### [Material for this task]
****************

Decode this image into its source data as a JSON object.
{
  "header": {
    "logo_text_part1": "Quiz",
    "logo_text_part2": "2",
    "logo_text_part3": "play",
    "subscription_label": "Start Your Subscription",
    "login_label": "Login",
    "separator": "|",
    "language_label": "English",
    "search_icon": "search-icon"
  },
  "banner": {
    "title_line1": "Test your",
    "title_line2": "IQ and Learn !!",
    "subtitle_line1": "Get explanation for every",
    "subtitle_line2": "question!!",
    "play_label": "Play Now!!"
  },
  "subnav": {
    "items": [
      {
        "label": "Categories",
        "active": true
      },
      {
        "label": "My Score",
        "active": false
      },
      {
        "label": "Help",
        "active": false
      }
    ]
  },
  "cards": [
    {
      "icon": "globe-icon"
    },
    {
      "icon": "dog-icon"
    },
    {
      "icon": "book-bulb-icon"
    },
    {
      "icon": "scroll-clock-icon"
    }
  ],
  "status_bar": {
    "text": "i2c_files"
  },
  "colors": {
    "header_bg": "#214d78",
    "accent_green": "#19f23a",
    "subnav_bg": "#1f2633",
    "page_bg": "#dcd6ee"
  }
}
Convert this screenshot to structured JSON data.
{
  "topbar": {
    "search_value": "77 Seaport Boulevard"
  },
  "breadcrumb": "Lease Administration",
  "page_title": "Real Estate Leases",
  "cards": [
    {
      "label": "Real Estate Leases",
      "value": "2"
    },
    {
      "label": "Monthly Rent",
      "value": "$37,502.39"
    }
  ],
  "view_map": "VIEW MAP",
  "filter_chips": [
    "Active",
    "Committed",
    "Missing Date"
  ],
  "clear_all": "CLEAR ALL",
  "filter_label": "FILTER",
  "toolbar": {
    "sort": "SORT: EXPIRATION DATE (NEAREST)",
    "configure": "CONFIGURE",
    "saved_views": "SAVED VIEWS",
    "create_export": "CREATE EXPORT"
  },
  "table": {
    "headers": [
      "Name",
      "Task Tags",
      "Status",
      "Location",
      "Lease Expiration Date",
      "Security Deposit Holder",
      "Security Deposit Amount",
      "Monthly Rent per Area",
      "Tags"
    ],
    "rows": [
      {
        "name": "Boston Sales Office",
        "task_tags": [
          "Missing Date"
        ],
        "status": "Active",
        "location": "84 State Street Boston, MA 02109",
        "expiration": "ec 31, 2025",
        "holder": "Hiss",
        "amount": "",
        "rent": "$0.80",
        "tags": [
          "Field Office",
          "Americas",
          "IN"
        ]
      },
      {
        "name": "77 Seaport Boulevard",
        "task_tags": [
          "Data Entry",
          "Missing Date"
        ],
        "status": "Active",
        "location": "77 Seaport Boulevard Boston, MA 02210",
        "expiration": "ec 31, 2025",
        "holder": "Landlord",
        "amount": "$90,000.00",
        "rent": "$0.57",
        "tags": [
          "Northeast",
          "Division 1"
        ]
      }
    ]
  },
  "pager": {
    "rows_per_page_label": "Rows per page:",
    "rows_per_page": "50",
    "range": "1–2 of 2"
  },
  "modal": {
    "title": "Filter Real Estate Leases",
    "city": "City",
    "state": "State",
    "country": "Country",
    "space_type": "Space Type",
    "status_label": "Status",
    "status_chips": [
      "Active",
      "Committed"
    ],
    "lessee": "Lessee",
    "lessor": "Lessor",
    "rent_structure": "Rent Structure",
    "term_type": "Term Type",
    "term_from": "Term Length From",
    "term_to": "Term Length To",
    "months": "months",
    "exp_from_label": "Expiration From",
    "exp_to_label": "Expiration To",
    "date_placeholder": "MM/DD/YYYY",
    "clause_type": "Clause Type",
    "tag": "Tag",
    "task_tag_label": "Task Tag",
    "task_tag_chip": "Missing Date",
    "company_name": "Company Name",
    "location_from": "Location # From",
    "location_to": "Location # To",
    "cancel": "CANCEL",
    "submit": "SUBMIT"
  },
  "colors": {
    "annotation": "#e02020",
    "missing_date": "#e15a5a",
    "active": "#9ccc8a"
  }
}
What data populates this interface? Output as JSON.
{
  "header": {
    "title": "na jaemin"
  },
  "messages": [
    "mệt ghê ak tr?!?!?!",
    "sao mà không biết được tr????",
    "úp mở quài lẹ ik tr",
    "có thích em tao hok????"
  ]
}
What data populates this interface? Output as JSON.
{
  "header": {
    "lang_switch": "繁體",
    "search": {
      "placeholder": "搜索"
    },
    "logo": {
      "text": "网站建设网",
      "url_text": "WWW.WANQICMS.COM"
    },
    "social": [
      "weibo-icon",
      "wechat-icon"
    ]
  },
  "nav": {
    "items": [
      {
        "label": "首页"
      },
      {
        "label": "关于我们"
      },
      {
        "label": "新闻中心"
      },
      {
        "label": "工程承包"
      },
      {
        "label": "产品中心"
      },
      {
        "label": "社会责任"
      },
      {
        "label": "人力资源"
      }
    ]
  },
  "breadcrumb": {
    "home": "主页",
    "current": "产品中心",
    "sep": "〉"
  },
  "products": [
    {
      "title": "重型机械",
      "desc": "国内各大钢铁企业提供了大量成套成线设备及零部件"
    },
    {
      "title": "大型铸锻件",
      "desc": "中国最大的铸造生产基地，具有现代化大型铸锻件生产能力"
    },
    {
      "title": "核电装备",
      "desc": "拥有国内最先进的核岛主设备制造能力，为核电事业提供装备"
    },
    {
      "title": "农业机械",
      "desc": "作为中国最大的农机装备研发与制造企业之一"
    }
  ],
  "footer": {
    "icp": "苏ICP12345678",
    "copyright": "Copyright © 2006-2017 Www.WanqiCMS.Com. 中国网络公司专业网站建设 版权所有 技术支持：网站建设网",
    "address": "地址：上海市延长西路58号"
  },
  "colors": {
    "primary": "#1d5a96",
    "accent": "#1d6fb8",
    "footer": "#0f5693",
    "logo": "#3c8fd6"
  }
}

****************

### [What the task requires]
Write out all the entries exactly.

### [Result below]
Decode this image into its source data as a JSON object.
{
  "header": {
    "logo_text_part1": "Quiz",
    "logo_text_part2": "2",
    "logo_text_part3": "play",
    "subscription_label": "Start Your Subscription",
    "login_label": "Login",
    "separator": "|",
    "language_label": "English",
    "search_icon": "search-icon"
  },
  "banner": {
    "title_line1": "Test your",
    "title_line2": "IQ and Learn !!",
    "subtitle_line1": "Get explanation for every",
    "subtitle_line2": "question!!",
    "play_label": "Play Now!!"
  },
  "subnav": {
    "items": [
      {
        "label": "Categories",
        "active": true
      },
      {
        "label": "My Score",
        "active": false
      },
      {
        "label": "Help",
        "active": false
      }
    ]
  },
  "cards": [
    {
      "icon": "globe-icon"
    },
    {
      "icon": "dog-icon"
    },
    {
      "icon": "book-bulb-icon"
    },
    {
      "icon": "scroll-clock-icon"
    }
  ],
  "status_bar": {
    "text": "i2c_files"
  },
  "colors": {
    "header_bg": "#214d78",
    "accent_green": "#19f23a",
    "subnav_bg": "#1f2633",
    "page_bg": "#dcd6ee"
  }
}
Convert this screenshot to structured JSON data.
{
  "topbar": {
    "search_value": "77 Seaport Boulevard"
  },
  "breadcrumb": "Lease Administration",
  "page_title": "Real Estate Leases",
  "cards": [
    {
      "label": "Real Estate Leases",
      "value": "2"
    },
    {
      "label": "Monthly Rent",
      "value": "$37,502.39"
    }
  ],
  "view_map": "VIEW MAP",
  "filter_chips": [
    "Active",
    "Committed",
    "Missing Date"
  ],
  "clear_all": "CLEAR ALL",
  "filter_label": "FILTER",
  "toolbar": {
    "sort": "SORT: EXPIRATION DATE (NEAREST)",
    "configure": "CONFIGURE",
    "saved_views": "SAVED VIEWS",
    "create_export": "CREATE EXPORT"
  },
  "table": {
    "headers": [
      "Name",
      "Task Tags",
      "Status",
      "Location",
      "Lease Expiration Date",
      "Security Deposit Holder",
      "Security Deposit Amount",
      "Monthly Rent per Area",
      "Tags"
    ],
    "rows": [
      {
        "name": "Boston Sales Office",
        "task_tags": [
          "Missing Date"
        ],
        "status": "Active",
        "location": "84 State Street Boston, MA 02109",
        "expiration": "ec 31, 2025",
        "holder": "Hiss",
        "amount": "",
        "rent": "$0.80",
        "tags": [
          "Field Office",
          "Americas",
          "IN"
        ]
      },
      {
        "name": "77 Seaport Boulevard",
        "task_tags": [
          "Data Entry",
          "Missing Date"
        ],
        "status": "Active",
        "location": "77 Seaport Boulevard Boston, MA 02210",
        "expiration": "ec 31, 2025",
        "holder": "Landlord",
        "amount": "$90,000.00",
        "rent": "$0.57",
        "tags": [
          "Northeast",
          "Division 1"
        ]
      }
    ]
  },
  "pager": {
    "rows_per_page_label": "Rows per page:",
    "rows_per_page": "50",
    "range": "1–2 of 2"
  },
  "modal": {
    "title": "Filter Real Estate Leases",
    "city": "City",
    "state": "State",
    "country": "Country",
    "space_type": "Space Type",
    "status_label": "Status",
    "status_chips": [
      "Active",
      "Committed"
    ],
    "lessee": "Lessee",
    "lessor": "Lessor",
    "rent_structure": "Rent Structure",
    "term_type": "Term Type",
    "term_from": "Term Length From",
    "term_to": "Term Length To",
    "months": "months",
    "exp_from_label": "Expiration From",
    "exp_to_label": "Expiration To",
    "date_placeholder": "MM/DD/YYYY",
    "clause_type": "Clause Type",
    "tag": "Tag",
    "task_tag_label": "Task Tag",
    "task_tag_chip": "Missing Date",
    "company_name": "Company Name",
    "location_from": "Location # From",
    "location_to": "Location # To",
    "cancel": "CANCEL",
    "submit": "SUBMIT"
  },
  "colors": {
    "annotation": "#e02020",
    "missing_date": "#e15a5a",
    "active": "#9ccc8a"
  }
}
What data populates this interface? Output as JSON.
{
  "header": {
    "title": "na jaemin"
  },
  "messages": [
    "mệt ghê ak tr?!?!?!",
    "sao mà không biết được tr????",
    "úp mở quài lẹ ik tr",
    "có thích em tao hok????"
  ]
}
What data populates this interface? Output as JSON.
{
  "header": {
    "lang_switch": "繁體",
    "search": {
      "placeholder": "搜索"
    },
    "logo": {
      "text": "网站建设网",
      "url_text": "WWW.WANQICMS.COM"
    },
    "social": [
      "weibo-icon",
      "wechat-icon"
    ]
  },
  "nav": {
    "items": [
      {
        "label": "首页"
      },
      {
        "label": "关于我们"
      },
      {
        "label": "新闻中心"
      },
      {
        "label": "工程承包"
      },
      {
        "label": "产品中心"
      },
      {
        "label": "社会责任"
      },
      {
        "label": "人力资源"
      }
    ]
  },
  "breadcrumb": {
    "home": "主页",
    "current": "产品中心",
    "sep": "〉"
  },
  "products": [
    {
      "title": "重型机械",
      "desc": "国内各大钢铁企业提供了大量成套成线设备及零部件"
    },
    {
      "title": "大型铸锻件",
      "desc": "中国最大的铸造生产基地，具有现代化大型铸锻件生产能力"
    },
    {
      "title": "核电装备",
      "desc": "拥有国内最先进的核岛主设备制造能力，为核电事业提供装备"
    },
    {
      "title": "农业机械",
      "desc": "作为中国最大的农机装备研发与制造企业之一"
    }
  ],
  "footer": {
    "icp": "苏ICP12345678",
    "copyright": "Copyright © 2006-2017 Www.WanqiCMS.Com. 中国网络公司专业网站建设 版权所有 技术支持：网站建设网",
    "address": "地址：上海市延长西路58号"
  },
  "colors": {
    "primary": "#1d5a96",
    "accent": "#1d6fb8",
    "footer": "#0f5693",
    "logo": "#3c8fd6"
  }
}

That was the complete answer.